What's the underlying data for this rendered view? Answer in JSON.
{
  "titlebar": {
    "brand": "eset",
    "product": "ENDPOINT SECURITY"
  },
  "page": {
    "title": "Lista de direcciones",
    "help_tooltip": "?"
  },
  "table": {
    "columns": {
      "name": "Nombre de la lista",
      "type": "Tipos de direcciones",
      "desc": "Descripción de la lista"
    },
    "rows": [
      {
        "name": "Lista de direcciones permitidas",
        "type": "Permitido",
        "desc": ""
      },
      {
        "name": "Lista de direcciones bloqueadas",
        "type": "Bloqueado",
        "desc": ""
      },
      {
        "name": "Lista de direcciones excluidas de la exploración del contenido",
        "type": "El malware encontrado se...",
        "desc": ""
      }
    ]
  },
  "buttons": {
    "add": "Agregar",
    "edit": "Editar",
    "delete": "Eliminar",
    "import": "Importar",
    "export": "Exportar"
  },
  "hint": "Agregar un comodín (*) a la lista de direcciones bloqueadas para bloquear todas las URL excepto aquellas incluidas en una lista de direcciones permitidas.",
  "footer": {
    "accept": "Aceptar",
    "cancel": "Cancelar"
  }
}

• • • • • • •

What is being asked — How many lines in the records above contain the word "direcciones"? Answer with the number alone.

Your solution — 6